BBC NEWS Americas Africa Europe Middle East South Asia Asia Pacific
BBCi NEWS   SPORT   WEATHER   WORLD SERVICE   A-Z INDEX     

BBC News World Edition
 You are in: Business  
News Front Page
Africa
Americas
Asia-Pacific
Europe
Middle East
South Asia
UK
Business
E-Commerce
Economy
Market Data
Entertainment
Science/Nature
Technology
Health
-------------
Talking Point
-------------
Country Profiles
In Depth
-------------
Programmes
-------------
BBC Sport
BBC Weather
SERVICES
-------------
EDITIONS
Thursday, 5 September, 2002, 13:36 GMT 14:36 UK
Investors bet on hi-tech breakthrough
A micro-submarine in an artery ©Science Photo Library
A micro-submarine in an artery ©Science Photo Library

There has certainly been little to cheer investors lately, but that does not prevent them from looking for the next big thing.


The only people making money today on nanotechnology are conference planners

Josh Wolfe
Lux Capital Group
Many are now pinning their hopes on nanotechnology - the process of manufacturing tiny machines the size of atoms.

But researchers say the real promise of nanotechnology will take years of hard work in the lab.

They fear that if it is over-hyped, their work could fall victim to the sort of boom and bust cycle that has hit telecoms and dot.com businesses.

It sounds like science fiction, but researchers are predicting:

  • Powerful computers the size of a grain of sand, able to operate for decades on the power of a single wristwatch battery

  • 'Smart' fabrics that could sense heat or the presence of toxic chemicals and protect the wearer.

  • Nanoscale filters able to deactivate chemical weapons and clean the environment.

'Hype-fed charlatans'

Corporate investors and venture capitalists have doubled their investments in nanotech over the past two years, with $1bn (£640m) flowing into nano projects, according to Josh Wolfe, partner with the Lux Capital Group.

Mr Wolfe says that people are as excited about nanotechnology now as they were about the internet back in the early 1990s.


If it's revolutionary it truly takes patience

Chris Murray
IBM

And just as new companies slapped a dot.com on their name to take advantage of the internet investment frenzy, so they are starting to add nano to their names to ride this wave.

According to Mr Wolfe, some of the businesses now making claims on nanotech are little more than "hype-fed charlatans" and do not even have true nanoscale products.

"The only people making money today on nanotechnology are conference planners," he said.

Not enough time

Computer makers have a tremendous interest in nanotechnology.

Smaller and smaller transistors and microprocessors have already fuelled a cycle of ever-faster, more powerful computers.

From the Swiss Federal Institute of Technology's nanotechnology group
Submicro object with electric field

But some scientists predict the trend is now coming to an end and traditional silicon technology will reach its physical and economic limit by 2012.

Chris Murray at IBM and Dr R Stanley Williams at Hewlett Packard are racing to overcome these limitations, using nano techniques to continue to shrink computer circuits.

IBM is working with carbon nanotubes to replace silicon in transistors and Dr Williams, in a joint project with UCLA, has developed memory chips using molecular switches.

But the big problem is time.
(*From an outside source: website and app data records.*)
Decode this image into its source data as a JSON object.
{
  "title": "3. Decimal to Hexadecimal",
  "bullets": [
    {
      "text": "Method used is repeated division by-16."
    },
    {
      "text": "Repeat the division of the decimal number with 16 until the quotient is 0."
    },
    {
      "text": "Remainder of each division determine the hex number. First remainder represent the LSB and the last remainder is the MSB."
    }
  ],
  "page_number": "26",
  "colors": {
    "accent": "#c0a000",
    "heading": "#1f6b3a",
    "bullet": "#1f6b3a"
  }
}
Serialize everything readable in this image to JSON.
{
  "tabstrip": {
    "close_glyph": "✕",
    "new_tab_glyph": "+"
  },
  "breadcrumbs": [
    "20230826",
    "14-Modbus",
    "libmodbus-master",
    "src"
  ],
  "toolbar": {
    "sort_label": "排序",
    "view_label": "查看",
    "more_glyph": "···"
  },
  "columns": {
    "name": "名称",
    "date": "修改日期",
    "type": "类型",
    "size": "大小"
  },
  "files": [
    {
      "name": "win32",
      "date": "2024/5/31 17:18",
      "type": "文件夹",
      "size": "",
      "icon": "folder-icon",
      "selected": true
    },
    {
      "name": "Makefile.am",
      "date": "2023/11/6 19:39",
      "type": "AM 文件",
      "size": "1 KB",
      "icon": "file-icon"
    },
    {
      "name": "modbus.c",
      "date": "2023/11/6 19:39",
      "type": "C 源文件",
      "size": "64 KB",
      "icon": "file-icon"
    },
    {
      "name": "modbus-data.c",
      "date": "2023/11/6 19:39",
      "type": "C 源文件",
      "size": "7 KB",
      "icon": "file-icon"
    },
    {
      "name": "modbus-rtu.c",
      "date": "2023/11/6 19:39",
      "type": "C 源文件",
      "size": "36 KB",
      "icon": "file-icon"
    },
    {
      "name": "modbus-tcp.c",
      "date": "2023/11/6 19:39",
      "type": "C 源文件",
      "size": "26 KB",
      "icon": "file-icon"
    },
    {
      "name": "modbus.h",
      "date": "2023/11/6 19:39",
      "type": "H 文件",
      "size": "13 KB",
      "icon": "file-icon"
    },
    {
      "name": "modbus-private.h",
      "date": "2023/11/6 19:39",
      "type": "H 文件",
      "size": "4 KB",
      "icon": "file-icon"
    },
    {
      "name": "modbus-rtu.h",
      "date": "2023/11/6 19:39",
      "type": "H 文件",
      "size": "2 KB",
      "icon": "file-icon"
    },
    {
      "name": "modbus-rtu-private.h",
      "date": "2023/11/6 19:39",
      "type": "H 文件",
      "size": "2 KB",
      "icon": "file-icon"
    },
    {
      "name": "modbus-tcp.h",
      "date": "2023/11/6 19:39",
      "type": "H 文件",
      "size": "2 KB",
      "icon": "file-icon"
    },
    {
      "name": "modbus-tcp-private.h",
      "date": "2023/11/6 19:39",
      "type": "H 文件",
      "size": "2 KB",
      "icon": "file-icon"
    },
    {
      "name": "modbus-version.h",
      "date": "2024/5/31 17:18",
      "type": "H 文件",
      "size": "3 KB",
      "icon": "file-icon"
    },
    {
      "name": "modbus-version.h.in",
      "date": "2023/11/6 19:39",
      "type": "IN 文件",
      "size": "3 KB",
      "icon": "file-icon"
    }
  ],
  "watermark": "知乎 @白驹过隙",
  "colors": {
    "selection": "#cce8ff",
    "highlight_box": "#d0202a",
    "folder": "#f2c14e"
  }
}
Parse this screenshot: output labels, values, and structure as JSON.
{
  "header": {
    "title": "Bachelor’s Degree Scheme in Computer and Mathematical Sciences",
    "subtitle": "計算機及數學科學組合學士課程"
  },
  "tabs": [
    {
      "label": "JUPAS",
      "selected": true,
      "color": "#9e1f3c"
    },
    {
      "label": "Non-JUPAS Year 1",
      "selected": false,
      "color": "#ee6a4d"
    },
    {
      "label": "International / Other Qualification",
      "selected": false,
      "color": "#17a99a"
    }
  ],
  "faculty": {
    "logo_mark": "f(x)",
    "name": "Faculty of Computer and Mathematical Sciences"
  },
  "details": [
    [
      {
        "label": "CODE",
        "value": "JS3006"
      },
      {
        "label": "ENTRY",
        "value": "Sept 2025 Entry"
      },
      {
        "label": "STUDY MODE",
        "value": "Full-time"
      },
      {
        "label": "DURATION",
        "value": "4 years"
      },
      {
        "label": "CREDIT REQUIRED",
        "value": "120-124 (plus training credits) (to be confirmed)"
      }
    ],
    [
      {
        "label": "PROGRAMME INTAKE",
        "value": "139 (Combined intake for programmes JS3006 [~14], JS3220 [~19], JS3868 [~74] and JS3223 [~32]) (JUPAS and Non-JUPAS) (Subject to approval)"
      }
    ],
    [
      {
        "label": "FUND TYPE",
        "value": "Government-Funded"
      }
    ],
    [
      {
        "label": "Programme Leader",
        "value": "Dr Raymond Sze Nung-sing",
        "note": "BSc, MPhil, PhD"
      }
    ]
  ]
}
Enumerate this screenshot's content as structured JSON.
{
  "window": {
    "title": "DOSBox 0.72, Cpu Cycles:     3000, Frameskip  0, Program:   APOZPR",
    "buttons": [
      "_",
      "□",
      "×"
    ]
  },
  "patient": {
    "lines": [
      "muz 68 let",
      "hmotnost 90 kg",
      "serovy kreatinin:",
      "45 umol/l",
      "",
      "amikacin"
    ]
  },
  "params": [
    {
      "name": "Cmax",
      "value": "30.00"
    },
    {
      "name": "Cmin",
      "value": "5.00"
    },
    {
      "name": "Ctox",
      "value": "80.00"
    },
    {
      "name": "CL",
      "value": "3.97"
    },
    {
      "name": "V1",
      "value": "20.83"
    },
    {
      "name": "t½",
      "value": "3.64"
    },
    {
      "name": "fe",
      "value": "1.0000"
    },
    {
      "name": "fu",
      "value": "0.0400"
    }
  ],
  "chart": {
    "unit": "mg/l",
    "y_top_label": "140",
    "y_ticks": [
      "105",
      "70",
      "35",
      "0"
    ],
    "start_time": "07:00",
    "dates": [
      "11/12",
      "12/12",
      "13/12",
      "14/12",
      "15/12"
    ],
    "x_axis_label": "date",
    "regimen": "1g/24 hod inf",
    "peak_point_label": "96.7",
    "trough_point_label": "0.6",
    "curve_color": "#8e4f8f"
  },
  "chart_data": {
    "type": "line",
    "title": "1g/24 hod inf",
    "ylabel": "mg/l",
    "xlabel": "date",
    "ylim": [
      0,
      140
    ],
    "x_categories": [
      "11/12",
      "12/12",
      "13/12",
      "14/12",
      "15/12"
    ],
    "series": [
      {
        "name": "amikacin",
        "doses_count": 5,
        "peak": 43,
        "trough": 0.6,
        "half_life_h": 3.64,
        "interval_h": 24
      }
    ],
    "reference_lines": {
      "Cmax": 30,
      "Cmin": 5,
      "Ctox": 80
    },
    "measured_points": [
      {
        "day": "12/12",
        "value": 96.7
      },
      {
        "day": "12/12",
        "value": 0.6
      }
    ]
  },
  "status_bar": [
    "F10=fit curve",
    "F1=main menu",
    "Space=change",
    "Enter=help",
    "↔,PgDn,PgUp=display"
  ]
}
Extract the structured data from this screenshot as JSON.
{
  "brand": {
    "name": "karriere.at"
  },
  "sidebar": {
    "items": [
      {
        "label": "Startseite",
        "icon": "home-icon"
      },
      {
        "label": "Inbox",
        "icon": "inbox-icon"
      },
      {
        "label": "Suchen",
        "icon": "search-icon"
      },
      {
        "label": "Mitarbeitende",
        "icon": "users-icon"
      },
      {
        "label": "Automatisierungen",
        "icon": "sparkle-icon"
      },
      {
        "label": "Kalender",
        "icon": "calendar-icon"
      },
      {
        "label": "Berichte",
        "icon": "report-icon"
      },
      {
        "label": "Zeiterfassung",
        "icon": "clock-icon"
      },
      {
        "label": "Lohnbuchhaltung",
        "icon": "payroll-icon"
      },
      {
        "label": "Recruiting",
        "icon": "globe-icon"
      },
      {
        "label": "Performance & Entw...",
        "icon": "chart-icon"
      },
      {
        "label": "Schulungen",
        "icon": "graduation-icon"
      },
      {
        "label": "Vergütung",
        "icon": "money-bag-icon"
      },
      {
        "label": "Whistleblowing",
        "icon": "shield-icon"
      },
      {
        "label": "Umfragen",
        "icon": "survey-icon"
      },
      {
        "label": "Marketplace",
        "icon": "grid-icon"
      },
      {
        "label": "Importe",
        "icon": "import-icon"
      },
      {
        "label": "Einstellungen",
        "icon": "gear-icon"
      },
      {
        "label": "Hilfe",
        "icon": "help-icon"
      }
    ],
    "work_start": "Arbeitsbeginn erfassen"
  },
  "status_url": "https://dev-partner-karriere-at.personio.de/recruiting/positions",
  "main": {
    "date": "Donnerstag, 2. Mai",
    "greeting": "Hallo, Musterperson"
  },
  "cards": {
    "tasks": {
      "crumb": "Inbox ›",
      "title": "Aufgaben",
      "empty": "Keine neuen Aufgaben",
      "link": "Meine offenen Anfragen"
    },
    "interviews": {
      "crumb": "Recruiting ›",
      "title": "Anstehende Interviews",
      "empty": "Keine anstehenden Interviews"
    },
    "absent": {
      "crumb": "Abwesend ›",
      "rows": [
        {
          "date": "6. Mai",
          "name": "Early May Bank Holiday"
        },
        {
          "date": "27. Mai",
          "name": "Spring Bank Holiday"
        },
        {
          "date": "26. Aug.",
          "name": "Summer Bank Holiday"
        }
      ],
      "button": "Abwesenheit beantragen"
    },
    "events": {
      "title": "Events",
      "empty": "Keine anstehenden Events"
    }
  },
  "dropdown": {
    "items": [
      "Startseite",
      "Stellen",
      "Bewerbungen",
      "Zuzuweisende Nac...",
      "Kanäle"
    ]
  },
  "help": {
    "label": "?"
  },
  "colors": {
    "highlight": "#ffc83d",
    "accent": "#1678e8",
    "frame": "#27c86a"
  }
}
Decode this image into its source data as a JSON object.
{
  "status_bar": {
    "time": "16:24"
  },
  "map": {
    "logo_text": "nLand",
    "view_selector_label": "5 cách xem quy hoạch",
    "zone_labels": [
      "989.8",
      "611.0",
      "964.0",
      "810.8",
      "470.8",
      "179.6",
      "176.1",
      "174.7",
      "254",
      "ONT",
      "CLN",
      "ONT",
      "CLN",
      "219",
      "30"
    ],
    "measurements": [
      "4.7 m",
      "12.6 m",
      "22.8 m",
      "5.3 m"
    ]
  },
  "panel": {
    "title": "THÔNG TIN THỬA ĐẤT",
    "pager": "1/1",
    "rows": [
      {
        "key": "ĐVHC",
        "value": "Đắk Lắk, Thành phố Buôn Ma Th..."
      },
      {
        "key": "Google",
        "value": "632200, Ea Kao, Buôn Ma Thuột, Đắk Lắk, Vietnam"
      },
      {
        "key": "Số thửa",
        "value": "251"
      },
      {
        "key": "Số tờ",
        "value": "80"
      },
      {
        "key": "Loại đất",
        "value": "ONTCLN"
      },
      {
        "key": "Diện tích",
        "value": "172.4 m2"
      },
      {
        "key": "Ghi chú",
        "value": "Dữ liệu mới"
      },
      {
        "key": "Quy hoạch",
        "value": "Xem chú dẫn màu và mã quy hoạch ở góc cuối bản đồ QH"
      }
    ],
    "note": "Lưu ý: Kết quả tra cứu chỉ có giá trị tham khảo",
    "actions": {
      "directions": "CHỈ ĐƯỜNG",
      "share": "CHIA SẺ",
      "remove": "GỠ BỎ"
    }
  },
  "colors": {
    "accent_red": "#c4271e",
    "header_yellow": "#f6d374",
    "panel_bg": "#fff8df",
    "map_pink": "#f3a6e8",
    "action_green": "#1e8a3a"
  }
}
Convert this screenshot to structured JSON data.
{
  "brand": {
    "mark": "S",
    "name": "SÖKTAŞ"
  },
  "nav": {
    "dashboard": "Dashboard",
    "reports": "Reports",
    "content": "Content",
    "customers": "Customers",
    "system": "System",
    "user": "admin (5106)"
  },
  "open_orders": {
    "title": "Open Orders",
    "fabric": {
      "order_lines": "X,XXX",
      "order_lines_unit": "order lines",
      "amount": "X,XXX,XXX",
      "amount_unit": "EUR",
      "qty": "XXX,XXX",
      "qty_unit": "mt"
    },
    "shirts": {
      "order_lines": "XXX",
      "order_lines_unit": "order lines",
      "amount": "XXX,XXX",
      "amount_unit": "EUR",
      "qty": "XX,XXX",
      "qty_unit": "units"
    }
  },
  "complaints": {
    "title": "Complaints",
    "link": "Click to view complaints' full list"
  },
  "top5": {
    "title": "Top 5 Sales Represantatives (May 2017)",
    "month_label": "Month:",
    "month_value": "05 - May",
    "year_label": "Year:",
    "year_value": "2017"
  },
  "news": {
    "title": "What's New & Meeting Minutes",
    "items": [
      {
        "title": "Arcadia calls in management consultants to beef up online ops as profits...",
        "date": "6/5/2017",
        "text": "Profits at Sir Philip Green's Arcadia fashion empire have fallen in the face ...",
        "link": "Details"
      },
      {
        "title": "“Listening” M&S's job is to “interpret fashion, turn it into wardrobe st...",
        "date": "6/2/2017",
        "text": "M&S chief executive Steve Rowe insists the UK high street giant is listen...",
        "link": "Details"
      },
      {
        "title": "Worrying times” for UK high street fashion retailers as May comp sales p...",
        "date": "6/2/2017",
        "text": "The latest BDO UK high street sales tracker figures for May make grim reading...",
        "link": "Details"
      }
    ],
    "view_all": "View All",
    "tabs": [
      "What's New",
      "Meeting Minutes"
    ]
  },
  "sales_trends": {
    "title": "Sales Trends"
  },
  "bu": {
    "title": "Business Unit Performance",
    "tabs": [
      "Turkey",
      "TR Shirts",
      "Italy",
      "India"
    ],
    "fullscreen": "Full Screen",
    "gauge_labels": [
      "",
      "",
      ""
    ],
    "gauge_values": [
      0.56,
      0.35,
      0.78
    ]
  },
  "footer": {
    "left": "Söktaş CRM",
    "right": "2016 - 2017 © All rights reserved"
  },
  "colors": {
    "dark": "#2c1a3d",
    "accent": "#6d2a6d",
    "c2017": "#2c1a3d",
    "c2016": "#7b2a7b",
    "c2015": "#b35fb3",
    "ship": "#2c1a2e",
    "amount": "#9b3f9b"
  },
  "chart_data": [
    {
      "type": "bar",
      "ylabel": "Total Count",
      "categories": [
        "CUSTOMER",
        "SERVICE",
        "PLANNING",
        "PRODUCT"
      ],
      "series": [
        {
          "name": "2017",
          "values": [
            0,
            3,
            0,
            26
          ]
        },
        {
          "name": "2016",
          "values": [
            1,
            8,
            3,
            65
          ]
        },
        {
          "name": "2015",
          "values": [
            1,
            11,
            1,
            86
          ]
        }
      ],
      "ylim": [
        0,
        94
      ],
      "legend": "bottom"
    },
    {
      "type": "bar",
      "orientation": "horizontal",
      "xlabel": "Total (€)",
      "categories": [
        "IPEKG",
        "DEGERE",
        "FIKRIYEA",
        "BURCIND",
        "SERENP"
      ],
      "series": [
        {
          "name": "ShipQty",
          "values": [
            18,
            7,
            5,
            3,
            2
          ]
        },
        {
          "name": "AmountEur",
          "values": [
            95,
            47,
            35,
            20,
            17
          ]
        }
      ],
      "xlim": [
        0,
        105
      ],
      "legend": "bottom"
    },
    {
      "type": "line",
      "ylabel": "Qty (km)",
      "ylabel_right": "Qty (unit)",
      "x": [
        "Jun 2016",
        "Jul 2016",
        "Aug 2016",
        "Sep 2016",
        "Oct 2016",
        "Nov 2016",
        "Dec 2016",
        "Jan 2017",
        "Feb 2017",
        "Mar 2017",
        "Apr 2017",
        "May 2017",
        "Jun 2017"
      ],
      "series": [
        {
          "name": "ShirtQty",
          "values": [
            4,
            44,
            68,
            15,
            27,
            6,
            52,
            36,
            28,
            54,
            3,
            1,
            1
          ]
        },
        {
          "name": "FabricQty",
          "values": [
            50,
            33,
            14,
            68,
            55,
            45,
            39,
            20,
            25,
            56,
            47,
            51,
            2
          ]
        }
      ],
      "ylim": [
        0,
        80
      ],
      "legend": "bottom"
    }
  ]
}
Something that takes advantage of a new discovery in the lab generally takes 10 to 15 years to make it to the market, according to Mr Murray.

"If it's revolutionary, it truly takes patience," he said.

"Most people selling on shorter time periods are either not presenting something truly revolutionary or not telling the full story," he added.

Definitive breakthrough

Mr Williams said that nanoelectronics was where microelectronics was in 1960.

And revolutionary advances in might be 10 years or even decades away - not years away as some nanotech enthusiasts predict.

He fears that those who bet on nanotech stocks in the hope a quick return might be disappointed or worse - fuelling a backlash that could see government research funding slashed.

"If too much venture money and investment rushes in too quickly, people get burned, and the whole field gets a black mark," Mr Williams said.

But it is a fine line. "Hype is good, it is a lubricant for capital flows," said Mr Wolfe.

Those who are working with nanotechnology need money for research but they cannot say how long it will take to deliver their computer revolution.

"This will be the definitive breakthrough of this century. There will very real economic changes," said Mr Wolfe.

"The question is how soon."

See also:

18 Aug 02 | Technology
23 Aug 02 | Technology
21 Sep 01 | Science/Nature
Internet links:


The BBC is not responsible for the content of external internet sites

Links to more Business stories are at the foot of the page.


E-mail this story to a friend

Links to more Business stories

© BBC ^^ Back to top

News Front Page | Africa | Americas | Asia-Pacific | Europe | Middle East |
South Asia | UK | Business | Entertainment | Science/Nature |
Technology | Health | Talking Point | Country Profiles | In Depth |
Programmes